Recorded data
* * * *

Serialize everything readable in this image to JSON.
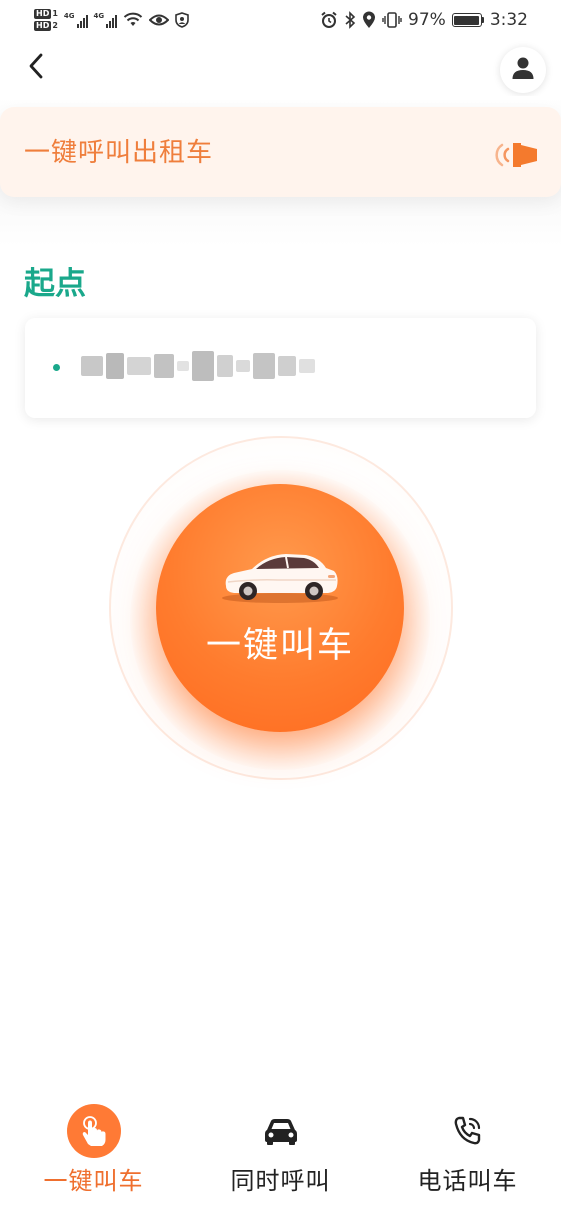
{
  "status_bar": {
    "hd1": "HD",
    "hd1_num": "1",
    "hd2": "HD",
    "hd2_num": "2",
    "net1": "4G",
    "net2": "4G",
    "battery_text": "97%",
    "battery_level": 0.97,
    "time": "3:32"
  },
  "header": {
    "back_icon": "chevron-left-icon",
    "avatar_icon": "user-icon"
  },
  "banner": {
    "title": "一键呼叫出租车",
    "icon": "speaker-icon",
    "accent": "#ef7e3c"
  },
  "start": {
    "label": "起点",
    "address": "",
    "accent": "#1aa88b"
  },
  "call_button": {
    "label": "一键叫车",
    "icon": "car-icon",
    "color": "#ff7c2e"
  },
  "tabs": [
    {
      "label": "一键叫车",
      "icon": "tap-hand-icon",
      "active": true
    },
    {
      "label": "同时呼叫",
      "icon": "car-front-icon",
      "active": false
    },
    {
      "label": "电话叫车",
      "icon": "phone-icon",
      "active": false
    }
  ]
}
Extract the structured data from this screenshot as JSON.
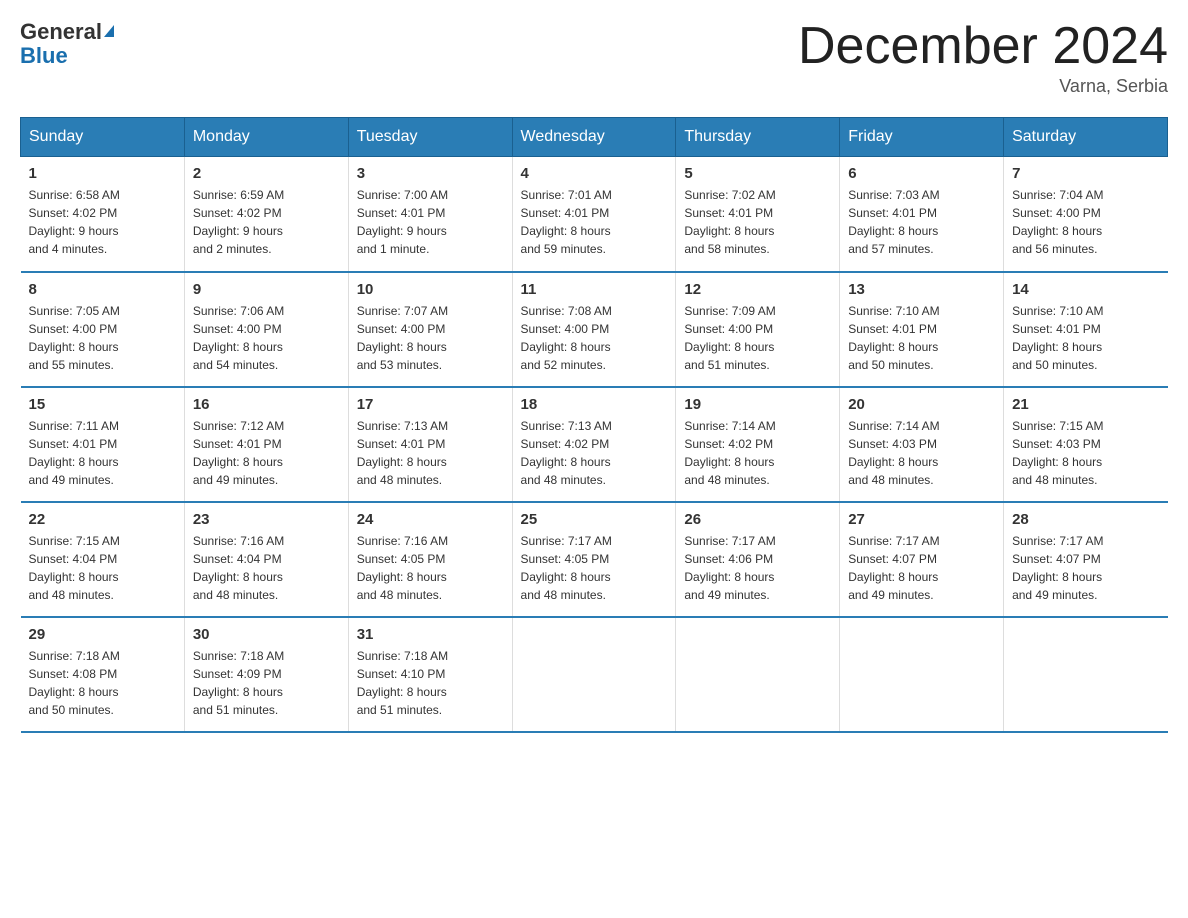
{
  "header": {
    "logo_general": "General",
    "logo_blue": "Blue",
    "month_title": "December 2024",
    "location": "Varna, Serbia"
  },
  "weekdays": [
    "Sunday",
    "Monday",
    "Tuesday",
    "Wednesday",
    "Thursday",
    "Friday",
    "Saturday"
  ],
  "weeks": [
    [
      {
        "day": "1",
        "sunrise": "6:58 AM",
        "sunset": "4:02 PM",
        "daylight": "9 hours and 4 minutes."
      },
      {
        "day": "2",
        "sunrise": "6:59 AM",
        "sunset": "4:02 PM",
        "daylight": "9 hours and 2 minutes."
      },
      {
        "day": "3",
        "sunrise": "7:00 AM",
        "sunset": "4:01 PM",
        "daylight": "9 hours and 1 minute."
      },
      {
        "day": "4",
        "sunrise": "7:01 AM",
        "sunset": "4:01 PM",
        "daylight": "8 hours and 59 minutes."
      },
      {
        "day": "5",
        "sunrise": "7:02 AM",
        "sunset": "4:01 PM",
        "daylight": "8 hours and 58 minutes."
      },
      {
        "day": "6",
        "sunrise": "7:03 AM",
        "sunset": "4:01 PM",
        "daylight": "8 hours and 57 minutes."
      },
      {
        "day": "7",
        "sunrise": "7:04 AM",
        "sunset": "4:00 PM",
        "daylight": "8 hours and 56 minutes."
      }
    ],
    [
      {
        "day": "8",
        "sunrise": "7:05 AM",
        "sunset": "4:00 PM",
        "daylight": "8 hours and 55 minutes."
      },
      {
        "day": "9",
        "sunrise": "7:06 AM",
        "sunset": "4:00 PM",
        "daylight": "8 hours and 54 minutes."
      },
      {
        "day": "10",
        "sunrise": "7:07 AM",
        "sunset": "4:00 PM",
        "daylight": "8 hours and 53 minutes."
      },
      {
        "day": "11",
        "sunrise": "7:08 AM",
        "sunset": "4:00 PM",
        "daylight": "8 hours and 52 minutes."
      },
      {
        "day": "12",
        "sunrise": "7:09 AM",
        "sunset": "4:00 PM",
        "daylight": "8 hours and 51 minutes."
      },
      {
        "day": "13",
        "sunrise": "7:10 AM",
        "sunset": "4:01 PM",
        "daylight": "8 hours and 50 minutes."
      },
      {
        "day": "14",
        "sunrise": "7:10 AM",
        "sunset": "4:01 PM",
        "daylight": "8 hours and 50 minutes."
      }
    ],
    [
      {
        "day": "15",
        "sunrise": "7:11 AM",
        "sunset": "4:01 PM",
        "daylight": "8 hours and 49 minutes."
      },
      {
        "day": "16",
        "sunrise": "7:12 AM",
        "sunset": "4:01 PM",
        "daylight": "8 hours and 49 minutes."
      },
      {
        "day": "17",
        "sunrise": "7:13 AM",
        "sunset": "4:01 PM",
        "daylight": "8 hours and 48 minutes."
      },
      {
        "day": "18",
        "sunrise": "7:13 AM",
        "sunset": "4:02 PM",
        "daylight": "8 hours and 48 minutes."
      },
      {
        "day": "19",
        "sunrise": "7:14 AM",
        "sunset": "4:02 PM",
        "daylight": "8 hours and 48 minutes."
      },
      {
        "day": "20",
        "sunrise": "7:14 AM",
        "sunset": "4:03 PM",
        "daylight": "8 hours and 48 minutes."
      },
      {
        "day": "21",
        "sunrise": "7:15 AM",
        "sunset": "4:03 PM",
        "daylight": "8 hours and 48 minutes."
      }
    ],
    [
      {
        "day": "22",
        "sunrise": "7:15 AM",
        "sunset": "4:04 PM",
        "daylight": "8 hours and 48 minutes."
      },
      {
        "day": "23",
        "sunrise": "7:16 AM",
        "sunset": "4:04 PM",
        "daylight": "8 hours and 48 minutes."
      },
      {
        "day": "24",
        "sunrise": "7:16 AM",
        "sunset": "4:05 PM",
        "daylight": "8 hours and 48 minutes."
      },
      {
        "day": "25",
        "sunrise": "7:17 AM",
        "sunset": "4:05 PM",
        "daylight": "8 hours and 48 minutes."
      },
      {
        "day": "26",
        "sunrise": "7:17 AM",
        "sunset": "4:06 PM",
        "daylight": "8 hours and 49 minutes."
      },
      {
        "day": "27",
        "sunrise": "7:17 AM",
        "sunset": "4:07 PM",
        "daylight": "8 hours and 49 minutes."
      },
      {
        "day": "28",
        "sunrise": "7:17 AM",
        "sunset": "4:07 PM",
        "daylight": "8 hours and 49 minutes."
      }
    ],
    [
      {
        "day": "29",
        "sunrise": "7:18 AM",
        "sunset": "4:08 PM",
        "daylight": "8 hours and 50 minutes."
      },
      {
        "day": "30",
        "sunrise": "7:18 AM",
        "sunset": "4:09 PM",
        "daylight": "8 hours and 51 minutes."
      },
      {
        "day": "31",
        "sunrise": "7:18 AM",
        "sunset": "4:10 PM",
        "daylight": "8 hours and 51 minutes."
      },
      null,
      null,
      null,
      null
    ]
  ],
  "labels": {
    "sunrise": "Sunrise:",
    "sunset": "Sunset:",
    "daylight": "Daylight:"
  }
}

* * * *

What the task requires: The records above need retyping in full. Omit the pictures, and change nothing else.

Answer:
Serialize everything readable in this image to JSON.
{
  "status_bar": {
    "hd1": "HD",
    "hd1_num": "1",
    "hd2": "HD",
    "hd2_num": "2",
    "net1": "4G",
    "net2": "4G",
    "battery_text": "97%",
    "battery_level": 0.97,
    "time": "3:32"
  },
  "header": {
    "back_icon": "chevron-left-icon",
    "avatar_icon": "user-icon"
  },
  "banner": {
    "title": "一键呼叫出租车",
    "icon": "speaker-icon",
    "accent": "#ef7e3c"
  },
  "start": {
    "label": "起点",
    "address": "",
    "accent": "#1aa88b"
  },
  "call_button": {
    "label": "一键叫车",
    "icon": "car-icon",
    "color": "#ff7c2e"
  },
  "tabs": [
    {
      "label": "一键叫车",
      "icon": "tap-hand-icon",
      "active": true
    },
    {
      "label": "同时呼叫",
      "icon": "car-front-icon",
      "active": false
    },
    {
      "label": "电话叫车",
      "icon": "phone-icon",
      "active": false
    }
  ]
}
Extract the structured data from this screenshot as JSON.
{
  "header": {
    "logo_general": "General",
    "logo_blue": "Blue",
    "month_title": "December 2024",
    "location": "Varna, Serbia"
  },
  "weekdays": [
    "Sunday",
    "Monday",
    "Tuesday",
    "Wednesday",
    "Thursday",
    "Friday",
    "Saturday"
  ],
  "weeks": [
    [
      {
        "day": "1",
        "sunrise": "6:58 AM",
        "sunset": "4:02 PM",
        "daylight": "9 hours and 4 minutes."
      },
      {
        "day": "2",
        "sunrise": "6:59 AM",
        "sunset": "4:02 PM",
        "daylight": "9 hours and 2 minutes."
      },
      {
        "day": "3",
        "sunrise": "7:00 AM",
        "sunset": "4:01 PM",
        "daylight": "9 hours and 1 minute."
      },
      {
        "day": "4",
        "sunrise": "7:01 AM",
        "sunset": "4:01 PM",
        "daylight": "8 hours and 59 minutes."
      },
      {
        "day": "5",
        "sunrise": "7:02 AM",
        "sunset": "4:01 PM",
        "daylight": "8 hours and 58 minutes."
      },
      {
        "day": "6",
        "sunrise": "7:03 AM",
        "sunset": "4:01 PM",
        "daylight": "8 hours and 57 minutes."
      },
      {
        "day": "7",
        "sunrise": "7:04 AM",
        "sunset": "4:00 PM",
        "daylight": "8 hours and 56 minutes."
      }
    ],
    [
      {
        "day": "8",
        "sunrise": "7:05 AM",
        "sunset": "4:00 PM",
        "daylight": "8 hours and 55 minutes."
      },
      {
        "day": "9",
        "sunrise": "7:06 AM",
        "sunset": "4:00 PM",
        "daylight": "8 hours and 54 minutes."
      },
      {
        "day": "10",
        "sunrise": "7:07 AM",
        "sunset": "4:00 PM",
        "daylight": "8 hours and 53 minutes."
      },
      {
        "day": "11",
        "sunrise": "7:08 AM",
        "sunset": "4:00 PM",
        "daylight": "8 hours and 52 minutes."
      },
      {
        "day": "12",
        "sunrise": "7:09 AM",
        "sunset": "4:00 PM",
        "daylight": "8 hours and 51 minutes."
      },
      {
        "day": "13",
        "sunrise": "7:10 AM",
        "sunset": "4:01 PM",
        "daylight": "8 hours and 50 minutes."
      },
      {
        "day": "14",
        "sunrise": "7:10 AM",
        "sunset": "4:01 PM",
        "daylight": "8 hours and 50 minutes."
      }
    ],
    [
      {
        "day": "15",
        "sunrise": "7:11 AM",
        "sunset": "4:01 PM",
        "daylight": "8 hours and 49 minutes."
      },
      {
        "day": "16",
        "sunrise": "7:12 AM",
        "sunset": "4:01 PM",
        "daylight": "8 hours and 49 minutes."
      },
      {
        "day": "17",
        "sunrise": "7:13 AM",
        "sunset": "4:01 PM",
        "daylight": "8 hours and 48 minutes."
      },
      {
        "day": "18",
        "sunrise": "7:13 AM",
        "sunset": "4:02 PM",
        "daylight": "8 hours and 48 minutes."
      },
      {
        "day": "19",
        "sunrise": "7:14 AM",
        "sunset": "4:02 PM",
        "daylight": "8 hours and 48 minutes."
      },
      {
        "day": "20",
        "sunrise": "7:14 AM",
        "sunset": "4:03 PM",
        "daylight": "8 hours and 48 minutes."
      },
      {
        "day": "21",
        "sunrise": "7:15 AM",
        "sunset": "4:03 PM",
        "daylight": "8 hours and 48 minutes."
      }
    ],
    [
      {
        "day": "22",
        "sunrise": "7:15 AM",
        "sunset": "4:04 PM",
        "daylight": "8 hours and 48 minutes."
      },
      {
        "day": "23",
        "sunrise": "7:16 AM",
        "sunset": "4:04 PM",
        "daylight": "8 hours and 48 minutes."
      },
      {
        "day": "24",
        "sunrise": "7:16 AM",
        "sunset": "4:05 PM",
        "daylight": "8 hours and 48 minutes."
      },
      {
        "day": "25",
        "sunrise": "7:17 AM",
        "sunset": "4:05 PM",
        "daylight": "8 hours and 48 minutes."
      },
      {
        "day": "26",
        "sunrise": "7:17 AM",
        "sunset": "4:06 PM",
        "daylight": "8 hours and 49 minutes."
      },
      {
        "day": "27",
        "sunrise": "7:17 AM",
        "sunset": "4:07 PM",
        "daylight": "8 hours and 49 minutes."
      },
      {
        "day": "28",
        "sunrise": "7:17 AM",
        "sunset": "4:07 PM",
        "daylight": "8 hours and 49 minutes."
      }
    ],
    [
      {
        "day": "29",
        "sunrise": "7:18 AM",
        "sunset": "4:08 PM",
        "daylight": "8 hours and 50 minutes."
      },
      {
        "day": "30",
        "sunrise": "7:18 AM",
        "sunset": "4:09 PM",
        "daylight": "8 hours and 51 minutes."
      },
      {
        "day": "31",
        "sunrise": "7:18 AM",
        "sunset": "4:10 PM",
        "daylight": "8 hours and 51 minutes."
      },
      null,
      null,
      null,
      null
    ]
  ],
  "labels": {
    "sunrise": "Sunrise:",
    "sunset": "Sunset:",
    "daylight": "Daylight:"
  }
}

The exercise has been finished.